** WORK TO COMPLETE **
Without including any image, retype the records word for word.

** DATA FOR THIS EXERCISE **
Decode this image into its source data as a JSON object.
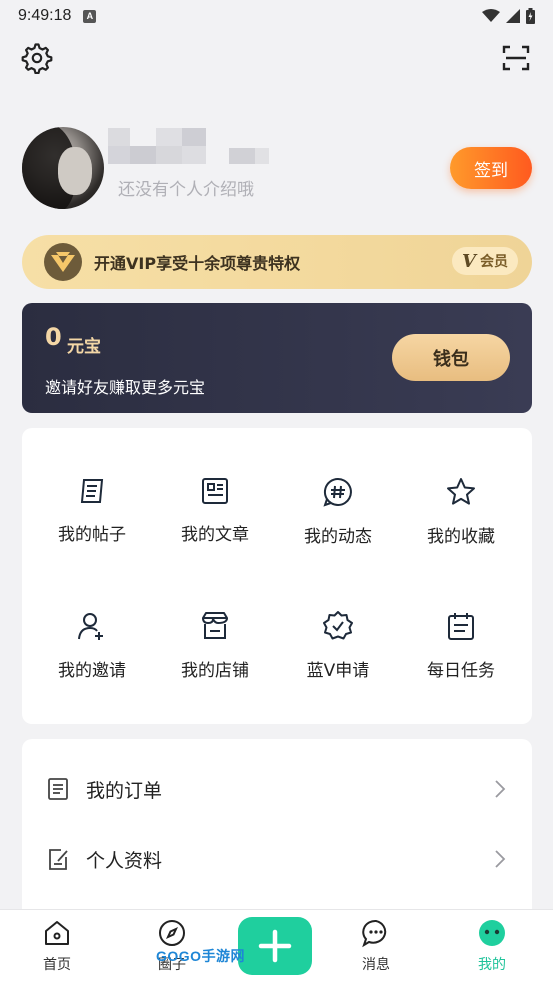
{
  "status_bar": {
    "time": "9:49:18",
    "badge": "A"
  },
  "profile": {
    "bio": "还没有个人介绍哦",
    "signin_label": "签到"
  },
  "vip": {
    "text": "开通VIP享受十余项尊贵特权",
    "tag_label": "会员",
    "tag_letter": "V"
  },
  "wallet": {
    "amount": "0",
    "unit": "元宝",
    "invite_text": "邀请好友赚取更多元宝",
    "button_label": "钱包"
  },
  "grid": [
    {
      "label": "我的帖子",
      "icon": "post-icon"
    },
    {
      "label": "我的文章",
      "icon": "article-icon"
    },
    {
      "label": "我的动态",
      "icon": "hashtag-icon"
    },
    {
      "label": "我的收藏",
      "icon": "star-icon"
    },
    {
      "label": "我的邀请",
      "icon": "invite-user-icon"
    },
    {
      "label": "我的店铺",
      "icon": "store-icon"
    },
    {
      "label": "蓝V申请",
      "icon": "verified-badge-icon"
    },
    {
      "label": "每日任务",
      "icon": "calendar-task-icon"
    }
  ],
  "list": [
    {
      "label": "我的订单",
      "icon": "order-icon"
    },
    {
      "label": "个人资料",
      "icon": "edit-profile-icon"
    }
  ],
  "bottom_nav": {
    "home": "首页",
    "discover": "圈子",
    "messages": "消息",
    "me": "我的"
  },
  "watermark": {
    "text": "GOGO",
    "hand": "手游网"
  },
  "colors": {
    "accent": "#1fcf9e",
    "signin_gradient": [
      "#ff9a2b",
      "#ff5a1f"
    ],
    "wallet_bg": "#2b2d40",
    "gold": "#f4d7a6"
  }
}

** EXERCISE RESULT **
Decode this image into its source data as a JSON object.
{
  "status_bar": {
    "time": "9:49:18",
    "badge": "A"
  },
  "profile": {
    "bio": "还没有个人介绍哦",
    "signin_label": "签到"
  },
  "vip": {
    "text": "开通VIP享受十余项尊贵特权",
    "tag_label": "会员",
    "tag_letter": "V"
  },
  "wallet": {
    "amount": "0",
    "unit": "元宝",
    "invite_text": "邀请好友赚取更多元宝",
    "button_label": "钱包"
  },
  "grid": [
    {
      "label": "我的帖子",
      "icon": "post-icon"
    },
    {
      "label": "我的文章",
      "icon": "article-icon"
    },
    {
      "label": "我的动态",
      "icon": "hashtag-icon"
    },
    {
      "label": "我的收藏",
      "icon": "star-icon"
    },
    {
      "label": "我的邀请",
      "icon": "invite-user-icon"
    },
    {
      "label": "我的店铺",
      "icon": "store-icon"
    },
    {
      "label": "蓝V申请",
      "icon": "verified-badge-icon"
    },
    {
      "label": "每日任务",
      "icon": "calendar-task-icon"
    }
  ],
  "list": [
    {
      "label": "我的订单",
      "icon": "order-icon"
    },
    {
      "label": "个人资料",
      "icon": "edit-profile-icon"
    }
  ],
  "bottom_nav": {
    "home": "首页",
    "discover": "圈子",
    "messages": "消息",
    "me": "我的"
  },
  "watermark": {
    "text": "GOGO",
    "hand": "手游网"
  },
  "colors": {
    "accent": "#1fcf9e",
    "signin_gradient": [
      "#ff9a2b",
      "#ff5a1f"
    ],
    "wallet_bg": "#2b2d40",
    "gold": "#f4d7a6"
  }
}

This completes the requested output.